» Task
Copy each line in the data below that contains the word "files".

....

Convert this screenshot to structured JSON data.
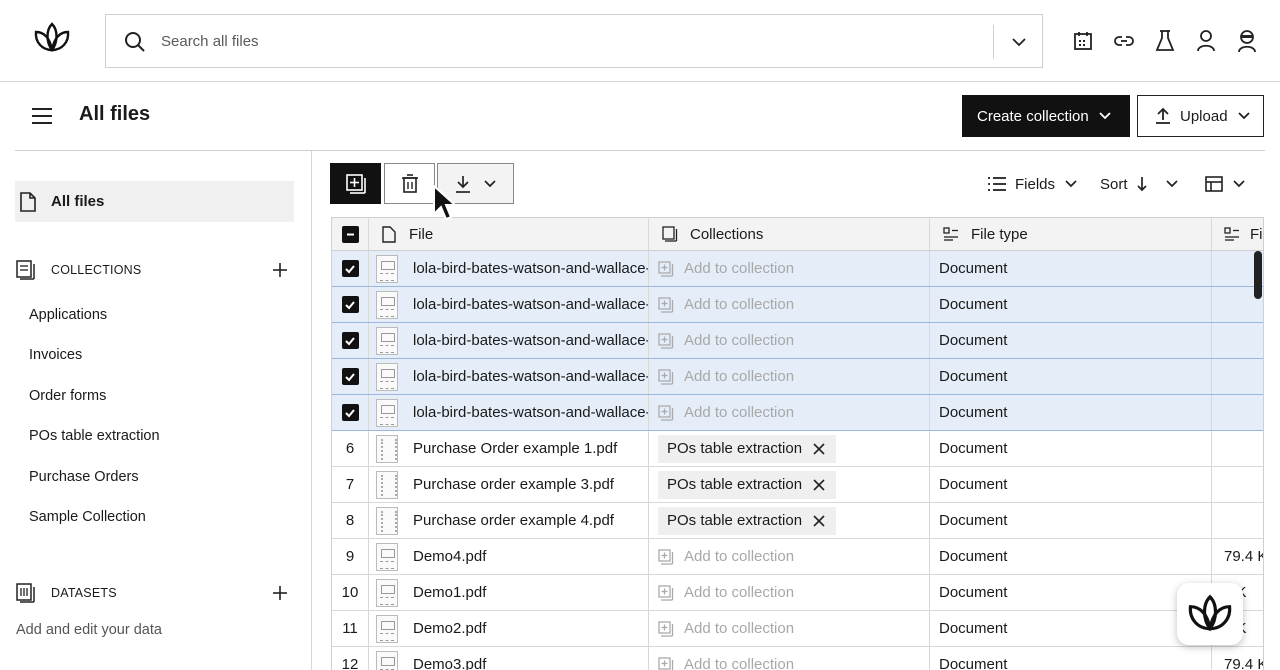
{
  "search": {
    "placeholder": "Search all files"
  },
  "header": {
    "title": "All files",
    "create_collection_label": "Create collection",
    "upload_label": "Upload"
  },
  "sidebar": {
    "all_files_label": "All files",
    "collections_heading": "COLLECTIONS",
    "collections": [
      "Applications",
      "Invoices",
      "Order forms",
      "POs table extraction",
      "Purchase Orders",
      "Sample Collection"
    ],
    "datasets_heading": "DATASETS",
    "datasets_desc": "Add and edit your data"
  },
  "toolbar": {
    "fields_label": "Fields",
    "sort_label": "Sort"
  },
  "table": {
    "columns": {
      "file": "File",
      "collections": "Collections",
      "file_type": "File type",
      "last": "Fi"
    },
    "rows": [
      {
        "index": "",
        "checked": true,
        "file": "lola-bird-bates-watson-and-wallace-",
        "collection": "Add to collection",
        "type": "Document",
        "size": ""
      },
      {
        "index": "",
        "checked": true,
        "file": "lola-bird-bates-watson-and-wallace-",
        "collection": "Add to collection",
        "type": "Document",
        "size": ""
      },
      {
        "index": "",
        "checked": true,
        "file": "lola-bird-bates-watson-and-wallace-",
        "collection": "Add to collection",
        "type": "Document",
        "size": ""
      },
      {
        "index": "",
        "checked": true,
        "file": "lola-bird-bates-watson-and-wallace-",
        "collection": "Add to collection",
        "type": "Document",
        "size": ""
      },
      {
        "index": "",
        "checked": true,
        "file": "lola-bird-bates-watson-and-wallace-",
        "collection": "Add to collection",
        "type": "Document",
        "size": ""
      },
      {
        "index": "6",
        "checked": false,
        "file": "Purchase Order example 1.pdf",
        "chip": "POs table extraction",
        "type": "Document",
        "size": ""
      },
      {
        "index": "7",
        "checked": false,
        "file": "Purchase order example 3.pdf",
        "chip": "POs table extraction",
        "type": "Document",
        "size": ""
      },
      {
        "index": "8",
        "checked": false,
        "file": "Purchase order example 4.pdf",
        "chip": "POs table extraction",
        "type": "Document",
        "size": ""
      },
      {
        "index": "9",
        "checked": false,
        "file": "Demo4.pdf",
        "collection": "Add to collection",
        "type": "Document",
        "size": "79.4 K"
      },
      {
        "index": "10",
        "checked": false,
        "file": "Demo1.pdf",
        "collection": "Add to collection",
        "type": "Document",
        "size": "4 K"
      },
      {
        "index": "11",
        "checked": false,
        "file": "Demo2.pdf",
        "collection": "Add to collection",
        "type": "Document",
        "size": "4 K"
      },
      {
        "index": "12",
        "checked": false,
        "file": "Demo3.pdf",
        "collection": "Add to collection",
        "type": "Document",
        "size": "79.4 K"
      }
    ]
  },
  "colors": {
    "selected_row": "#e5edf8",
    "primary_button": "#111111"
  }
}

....

» Output for this task
    "placeholder": "Search all files"
    "title": "All files",
    "all_files_label": "All files",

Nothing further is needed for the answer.